This approach thus distinguishes itself from significant critical work on law, literature, and obscenity carried out by both literary critics and jurists, for whom quite different concerns and questions have guided much recent scholarship. On the one hand, obscenity has tended to provide many of those working in the New Modernist Studies an opportunity to reassert the subversive potentials of certain modernist texts that were creatively vivified by the tussles their respective writers had with obscenity laws and the various institutions enforcing them. On the other hand, some have used “obscene modernism” to express a deep and abiding skepticism about these transgressive potentials by drawing our attention to the ways in which such writing nonetheless ended up embodying the very sorts of interdictions and proscriptions it nominally sought to flout. For legal scholars, in contrast, questions of principle (Is obscenity even an instance of speech in the first place? Is obscenity law equipped to address the problem of moral harm that would potentially justify the proscription of obscenity if such a thing were indeed an instance of speech?) and practice (Are obscenity prosecutions a wise use of limited institutional resources? Are the conceptions of art and literature offered in obscenity law really in line with how those two things are actually performed or created today?) have tended to predominate over the more historical and evaluative pursuits of those working in the New Modernist Studies.

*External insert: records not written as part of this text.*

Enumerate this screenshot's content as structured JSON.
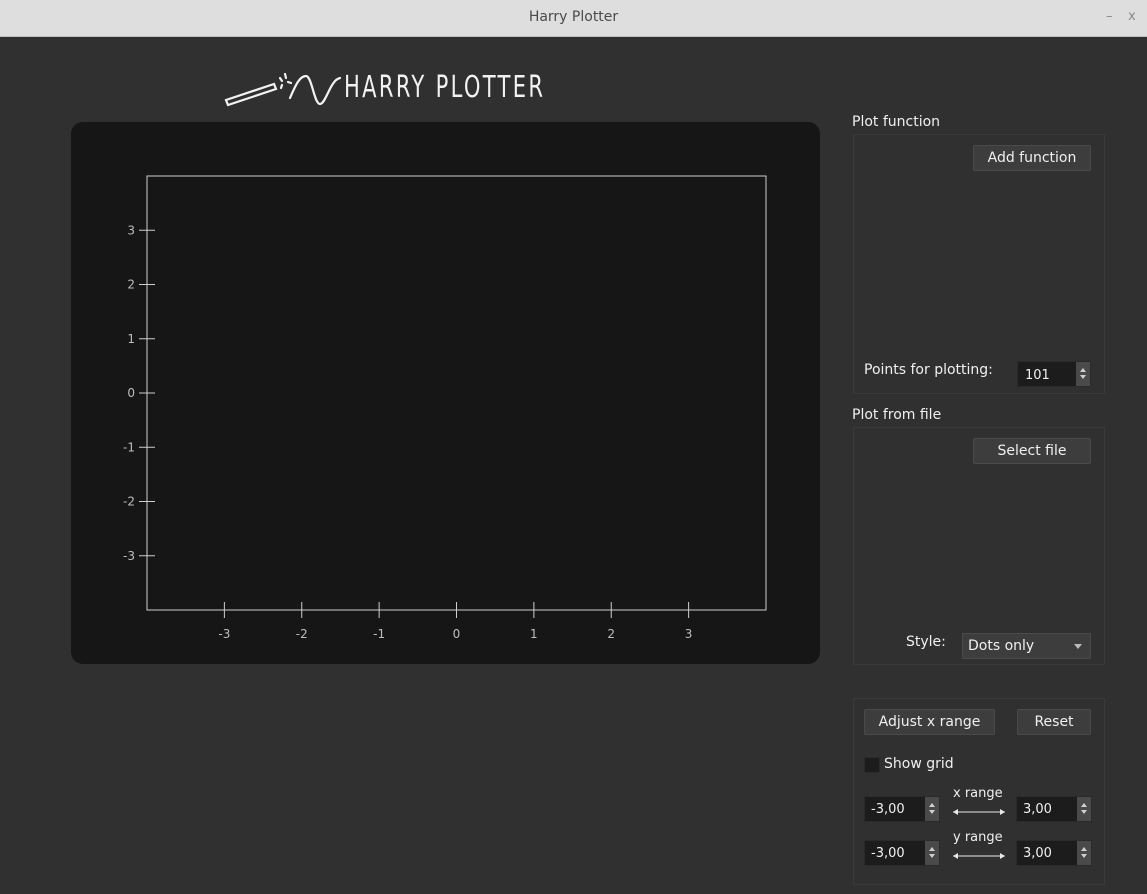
{
  "window": {
    "title": "Harry Plotter",
    "minimize": "–",
    "close": "x"
  },
  "logo": {
    "text": "HARRY PLOTTER"
  },
  "chart_data": {
    "type": "line",
    "title": "",
    "xlabel": "",
    "ylabel": "",
    "xlim": [
      -4,
      4
    ],
    "ylim": [
      -4,
      4
    ],
    "xticks": [
      -3,
      -2,
      -1,
      0,
      1,
      2,
      3
    ],
    "yticks": [
      -3,
      -2,
      -1,
      0,
      1,
      2,
      3
    ],
    "grid": false,
    "series": []
  },
  "plot_function": {
    "title": "Plot function",
    "add_button": "Add function",
    "points_label": "Points for plotting:",
    "points_value": "101"
  },
  "plot_from_file": {
    "title": "Plot from file",
    "select_button": "Select file",
    "style_label": "Style:",
    "style_value": "Dots only"
  },
  "range_controls": {
    "adjust_button": "Adjust x range",
    "reset_button": "Reset",
    "show_grid_label": "Show grid",
    "show_grid_checked": false,
    "x_range_label": "x range",
    "y_range_label": "y range",
    "x_min": "-3,00",
    "x_max": "3,00",
    "y_min": "-3,00",
    "y_max": "3,00"
  }
}
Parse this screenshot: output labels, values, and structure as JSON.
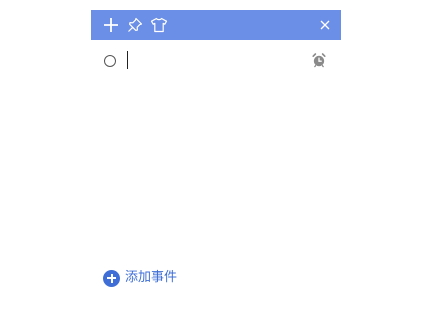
{
  "titlebar": {
    "color": "#6b8ee6",
    "icons": [
      "plus-icon",
      "pin-icon",
      "shirt-icon",
      "close-icon"
    ]
  },
  "task": {
    "value": "",
    "icon": "alarm-clock-icon"
  },
  "footer": {
    "add_label": "添加事件",
    "accent_color": "#3f6fd6"
  }
}
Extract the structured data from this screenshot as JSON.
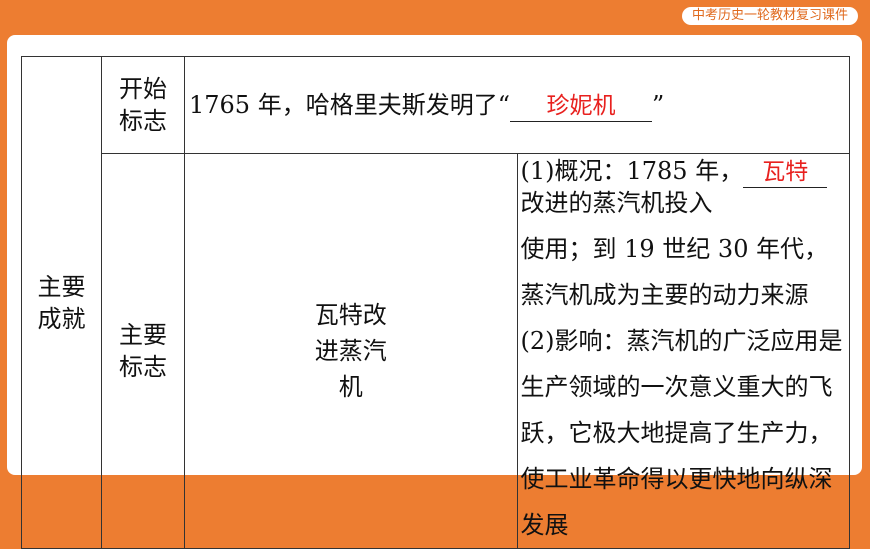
{
  "header": {
    "badge": "中考历史一轮教材复习课件"
  },
  "table": {
    "main_label": "主要成就",
    "row_start": {
      "label": "开始标志",
      "text_before": "1765 年，哈格里夫斯发明了“",
      "answer": "珍妮机",
      "text_after": "”"
    },
    "row_main": {
      "label": "主要标志",
      "category": "瓦特改进蒸汽机",
      "overview_prefix": "(1)概况：1785 年，",
      "overview_answer": "瓦特",
      "overview_suffix": "改进的蒸汽机投入",
      "usage": "使用；到 19 世纪 30 年代，蒸汽机成为主要的动力来源",
      "impact": "(2)影响：蒸汽机的广泛应用是生产领域的一次意义重大的飞跃，它极大地提高了生产力，使工业革命得以更快地向纵深发展"
    }
  },
  "colors": {
    "frame": "#ED7D31",
    "answer": "#E8201E"
  }
}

The aim of this book is therefore to offer an alternative angle of vision onto early twentieth-century writing and obscenity, one that orients itself more around states of development in the reformulation of legal obscenity in this period than around the retroactive credentialing of literary modernism as either a dependably subversive or regrettably compromised set of innovative texts and compositional practices. Likewise, I am not all that interested in reading law in/as literature or literature in/as law. Instead, my concerns are with assessing the consequences of treating proscribably obscene fiction in the early twentieth century not simply as an object of obscenity case law but more importantly as its respondent, as texts that answer to the conditions and limits placed on literary writing’s efficacy by the disparate accounts and appraisals made by judges themselves in this period. In particular, what this closer attention to case law makes salient about the relationship between writing and obscenity in the United States throughout much of the past century is twofold. First, the proscription of obscenity in this period usefully indexes major shifts in contemporary cultural hierarchies that were then in the midst of slowly but surely prioritizing visual texts over written ones, a point I most fully expound in the chapter on Caldwell. When viewed from afar, the large-scale narrative of U.S. legal obscenity in the twentieth century is decidedly not a story of censorship forces heroically overcome by an elite group of modernist pioneers; instead, the tale forced on us by history is a decidedly more ambivalent one that foregrounds the wholesale neutralization of the claims that books can potentially make on bodies, and it is the U.S. literary naturalist texts of this period (rather than modernist works) that offer us a means of conceptualizing the end of book obscenity not so much as a timely victory over censorship forces but rather as the emergent recognition of the sobering and troubling possibility that reading books can no longer affect us in ways that are worth proscribing. Ever since the Supreme Court’s decision in Miller v. California (1973), after all, it is always okay not to masturbate when we read.

(Excerpt ends here)